- In the case of Mexico, which entered the crisis in an already weak economic position (it contracted by 2.4% YOY in Q1), the recovery will be bumpy due to the handling of the pandemic and the poor fiscal response that will not mitigate the economic damages.
- Nobody knows for certain how effectively Mexico has handled the pandemic because of the lack of testing. Though Mexico does not have as high a death toll or number of cases as countries like Brazil or Peru, it trails all OECD countries in terms of testing (0.4 per 1000 people). In terms of testing, it is only above Bolivia, Honduras, Guatemala, and Haiti in the Western Hemisphere. Thus, Mexico lacks testing capacity, which is one of the best tools to tackle COVID-19 and to safely start reopening the economy.
Mexico’s government has barely attempted to prevent the economic fallout generated by COVID-19. The López Obrador administration has refused to put forward a fiscal plan, and it is unlikely that it will change course, as President Andrés Manuel López Obrador (AMLO) reiterated last Saturday when he presented his economic policy to tackle COVID-19. AMLO’s proposal prioritizes his administration’s social programs and infrastructure projects, such as the Dos Bocas oil refinery and the Mayan train, while not providing relief measures to help businesses.

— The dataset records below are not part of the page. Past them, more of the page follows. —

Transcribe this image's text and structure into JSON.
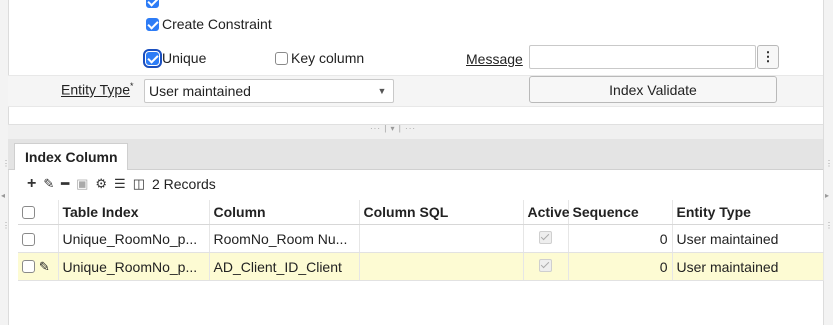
{
  "form": {
    "create_constraint_label": "Create Constraint",
    "unique_label": "Unique",
    "key_column_label": "Key column",
    "message_label": "Message",
    "message_value": "",
    "entity_type_label": "Entity Type",
    "required_mark": "*",
    "entity_type_value": "User maintained",
    "index_validate_label": "Index Validate",
    "create_constraint_checked": true,
    "unique_checked": true,
    "key_column_checked": false
  },
  "tabs": [
    {
      "label": "Index Column"
    }
  ],
  "toolbar": {
    "records_label": "2 Records"
  },
  "grid": {
    "columns": [
      "Table Index",
      "Column",
      "Column SQL",
      "Active",
      "Sequence",
      "Entity Type"
    ],
    "rows": [
      {
        "table_index": "Unique_RoomNo_p...",
        "column": "RoomNo_Room Nu...",
        "column_sql": "",
        "active": true,
        "sequence": "0",
        "entity_type": "User maintained"
      },
      {
        "table_index": "Unique_RoomNo_p...",
        "column": "AD_Client_ID_Client",
        "column_sql": "",
        "active": true,
        "sequence": "0",
        "entity_type": "User maintained"
      }
    ]
  },
  "colors": {
    "accent": "#2d7cf6",
    "selected_row": "#fdfbd3"
  }
}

Business sentiment will continue to decline in Mexico as the economy goes through a deep recession. Mexico’s economic recovery will greatly depend on exports to the US market, domestic demand, and investment stemming from the USMCA. This will be gradual as firms are already expecting a slow recovery in Latin America’s second largest economy.
Alejandro Valerio, Senior Research Analyst for Latin America
FrontierView clients: See our more recent Mexico Outlook 2020-2021-May 12 Webinar further insights